Multiple media reports say that one of those names will be Todd Grantham. Some Georgia fans might be ecstatic that Grantham will stop running the Bulldogs' defense to run the defense at Louisville, but Georgia coach Mark Richt is not one of those people.
The word is that Louisville will pay Grantham $1 million per season, a bump of $150,000, to move from the Southeastern Conference to the Atlantic Coast Conference. A story by Kevin Scarbinsky in al.com said that McGee will reportedly make $650,000 -- and U of L will play his $550,000 buyout to UAB. According to the Kentucky government data base, former U of L defensive coordinator Vance Bedford's salary was $400,000 while Shawn Watson was paid $325,000 to direct the offense.
"I think it says a lot," Petrino said. "It says a lot about Tom Jurich and his commitment to our success, (U of L president Dr. James) Ramsey and his commitment to our success and the overall brand of the program because I think it's at an all-time high.
"Throughout the country right now the University of Louisville is looked at a lot different than when I was first coming in here as the head coach." (Double-entendre unintentional, but unavoidable.)
Consider this: According to a story in the Honolulu Advertiser, in 2003 there were 27 head coaches making $1 million or more. Bobby Petrino, in his first season at Louisville, was not one of those guys.
By 2006, there were 42 Million Dollar Men. That club included Petrino, who was making about $1.743 million when he led U of L to an Orange Bowl victory and left to coach the Atlanta Falcons.
Now Louisville is apparently going to have a $1 million assistant as well as a head coach making $3.5 million who will be one of the 15 highest-paid head coaches in the nation.
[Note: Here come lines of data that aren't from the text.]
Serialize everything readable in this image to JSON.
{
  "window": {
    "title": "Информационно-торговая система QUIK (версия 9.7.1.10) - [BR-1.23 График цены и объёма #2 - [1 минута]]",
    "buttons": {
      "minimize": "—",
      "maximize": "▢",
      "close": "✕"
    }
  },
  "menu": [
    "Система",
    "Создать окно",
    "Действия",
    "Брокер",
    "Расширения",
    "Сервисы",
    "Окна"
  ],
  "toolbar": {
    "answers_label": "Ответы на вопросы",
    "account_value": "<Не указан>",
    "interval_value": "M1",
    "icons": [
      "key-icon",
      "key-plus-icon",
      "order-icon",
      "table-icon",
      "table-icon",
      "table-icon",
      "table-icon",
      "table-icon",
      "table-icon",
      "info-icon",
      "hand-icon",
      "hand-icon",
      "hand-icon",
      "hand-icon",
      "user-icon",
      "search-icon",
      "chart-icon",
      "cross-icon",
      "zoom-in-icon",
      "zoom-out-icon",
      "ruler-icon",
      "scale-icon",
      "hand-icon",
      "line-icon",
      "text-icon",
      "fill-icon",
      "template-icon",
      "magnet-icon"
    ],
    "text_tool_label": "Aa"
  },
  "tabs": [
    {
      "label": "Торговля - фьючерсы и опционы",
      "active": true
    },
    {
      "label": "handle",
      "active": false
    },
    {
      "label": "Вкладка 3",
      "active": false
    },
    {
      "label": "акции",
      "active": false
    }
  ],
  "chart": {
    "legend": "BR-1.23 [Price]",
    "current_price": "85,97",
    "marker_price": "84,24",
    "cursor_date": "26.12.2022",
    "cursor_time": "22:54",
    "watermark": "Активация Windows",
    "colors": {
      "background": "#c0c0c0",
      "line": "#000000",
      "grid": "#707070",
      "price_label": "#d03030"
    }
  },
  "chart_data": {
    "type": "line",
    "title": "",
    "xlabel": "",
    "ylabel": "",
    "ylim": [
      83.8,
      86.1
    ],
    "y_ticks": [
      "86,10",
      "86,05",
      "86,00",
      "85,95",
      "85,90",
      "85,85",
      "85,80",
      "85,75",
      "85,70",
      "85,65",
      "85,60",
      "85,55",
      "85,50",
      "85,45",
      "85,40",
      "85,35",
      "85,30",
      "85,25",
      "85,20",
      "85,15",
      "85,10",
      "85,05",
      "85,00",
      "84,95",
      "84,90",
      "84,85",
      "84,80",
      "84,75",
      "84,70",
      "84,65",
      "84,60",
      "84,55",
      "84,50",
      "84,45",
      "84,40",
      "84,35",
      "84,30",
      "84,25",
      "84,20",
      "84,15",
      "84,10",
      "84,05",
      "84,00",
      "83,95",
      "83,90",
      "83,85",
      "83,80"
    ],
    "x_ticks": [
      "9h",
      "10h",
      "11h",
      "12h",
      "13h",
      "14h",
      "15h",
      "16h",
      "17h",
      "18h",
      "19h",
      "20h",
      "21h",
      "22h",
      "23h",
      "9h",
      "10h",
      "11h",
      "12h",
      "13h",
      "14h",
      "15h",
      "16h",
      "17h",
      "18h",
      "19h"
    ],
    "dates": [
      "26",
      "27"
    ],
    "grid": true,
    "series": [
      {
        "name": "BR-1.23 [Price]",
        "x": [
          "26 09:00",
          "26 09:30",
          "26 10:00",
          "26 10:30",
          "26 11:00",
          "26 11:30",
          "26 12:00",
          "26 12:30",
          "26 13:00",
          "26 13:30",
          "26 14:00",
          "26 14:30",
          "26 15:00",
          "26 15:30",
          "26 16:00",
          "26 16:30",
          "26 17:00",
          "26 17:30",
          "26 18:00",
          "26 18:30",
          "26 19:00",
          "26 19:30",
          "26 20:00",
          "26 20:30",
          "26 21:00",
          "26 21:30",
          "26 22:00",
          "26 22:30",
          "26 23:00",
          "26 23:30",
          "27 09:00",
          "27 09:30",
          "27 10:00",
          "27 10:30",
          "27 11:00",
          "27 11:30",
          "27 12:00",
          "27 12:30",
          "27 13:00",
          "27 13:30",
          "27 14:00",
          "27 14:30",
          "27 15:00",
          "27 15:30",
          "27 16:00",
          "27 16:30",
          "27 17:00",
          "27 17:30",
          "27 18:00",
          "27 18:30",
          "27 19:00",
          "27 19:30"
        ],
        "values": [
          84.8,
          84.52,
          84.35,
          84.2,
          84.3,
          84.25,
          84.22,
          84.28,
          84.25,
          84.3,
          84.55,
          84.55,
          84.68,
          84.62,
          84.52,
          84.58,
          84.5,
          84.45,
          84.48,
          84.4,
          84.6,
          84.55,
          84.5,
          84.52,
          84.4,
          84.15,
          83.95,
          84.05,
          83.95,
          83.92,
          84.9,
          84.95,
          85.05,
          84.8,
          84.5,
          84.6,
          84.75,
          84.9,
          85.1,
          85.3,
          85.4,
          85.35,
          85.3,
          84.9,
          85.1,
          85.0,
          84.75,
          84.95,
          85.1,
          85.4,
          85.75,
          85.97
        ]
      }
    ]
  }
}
More to discuss. More to debate. The Return of Bobby Petrino narrative keeps moving.